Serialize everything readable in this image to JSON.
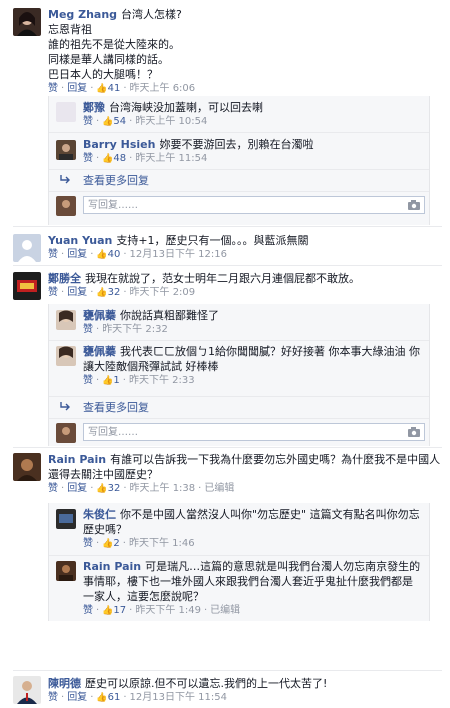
{
  "labels": {
    "like": "赞",
    "reply": "回复",
    "view_more": "查看更多回复",
    "reply_placeholder": "写回复……",
    "edited": "已编辑"
  },
  "comments": [
    {
      "author": "Meg Zhang",
      "text": "台湾人怎樣?\n忘恩背祖\n誰的祖先不是從大陸來的。\n同樣是華人講同樣的話。\n巴日本人的大腿嗎！？",
      "likes": "41",
      "time": "昨天上午 6:06",
      "replies": [
        {
          "author": "鄭豫",
          "text": "台湾海峡没加蓋喇，可以回去喇",
          "likes": "54",
          "time": "昨天上午 10:54"
        },
        {
          "author": "Barry Hsieh",
          "text": "妳要不要游回去，別賴在台濁啦",
          "likes": "48",
          "time": "昨天上午 11:54"
        }
      ]
    },
    {
      "author": "Yuan Yuan",
      "text": "支持+1，歷史只有一個。。。與藍派無關",
      "likes": "40",
      "time": "12月13日下午 12:16"
    },
    {
      "author": "鄭勝全",
      "text": "我現在就說了，范女士明年二月跟六月連個屁都不敢放。",
      "likes": "32",
      "time": "昨天下午 2:09",
      "replies": [
        {
          "author": "甕佩蓁",
          "text": "你說話真粗鄙難怪了",
          "time": "昨天下午 2:32"
        },
        {
          "author": "甕佩蓁",
          "text": "我代表ㄈㄈ放個ㄅ1給你聞聞膩？好好接著 你本事大綠油油 你讓大陸敵個飛彈試試 好棒棒",
          "likes": "1",
          "time": "昨天下午 2:33"
        }
      ]
    },
    {
      "author": "Rain Pain",
      "text": "有誰可以告訴我一下我為什麼要勿忘外國史嗎？為什麼我不是中國人還得去關注中國歷史？",
      "likes": "32",
      "time": "昨天上午 1:38",
      "edited": true,
      "replies": [
        {
          "author": "朱俊仁",
          "text": "你不是中國人當然沒人叫你\"勿忘歷史\" 這篇文有點名叫你勿忘歷史嗎？",
          "likes": "2",
          "time": "昨天下午 1:46"
        },
        {
          "author": "Rain Pain",
          "text": "可是瑞凡…這篇的意思就是叫我們台濁人勿忘南京發生的事情耶，樓下也一堆外國人來跟我們台濁人套近乎鬼扯什麼我們都是一家人，這要怎麼說呢？",
          "likes": "17",
          "time": "昨天下午 1:49",
          "edited": true
        }
      ]
    },
    {
      "author": "陳明德",
      "text": "歷史可以原諒.但不可以遺忘.我們的上一代太苦了!",
      "likes": "61",
      "time": "12月13日下午 11:54"
    }
  ],
  "colors": {
    "link": "#3b5998",
    "meta": "#9197a3",
    "reply_bg": "#f6f7f9"
  }
}
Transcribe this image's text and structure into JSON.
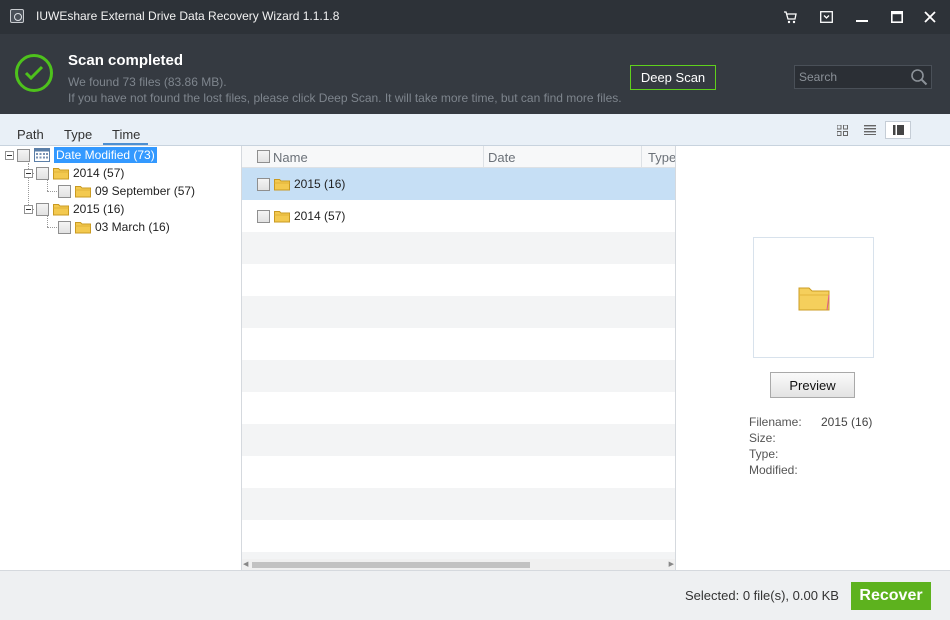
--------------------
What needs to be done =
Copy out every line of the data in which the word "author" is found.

Exercise result =
      "author": "Meg Zhang",
          "author": "鄭豫",
          "author": "Barry Hsieh",
      "author": "Yuan Yuan",
      "author": "鄭勝全",
          "author": "甕佩蓁",
          "author": "甕佩蓁",
      "author": "Rain Pain",
          "author": "朱俊仁",
          "author": "Rain Pain",
      "author": "陳明德",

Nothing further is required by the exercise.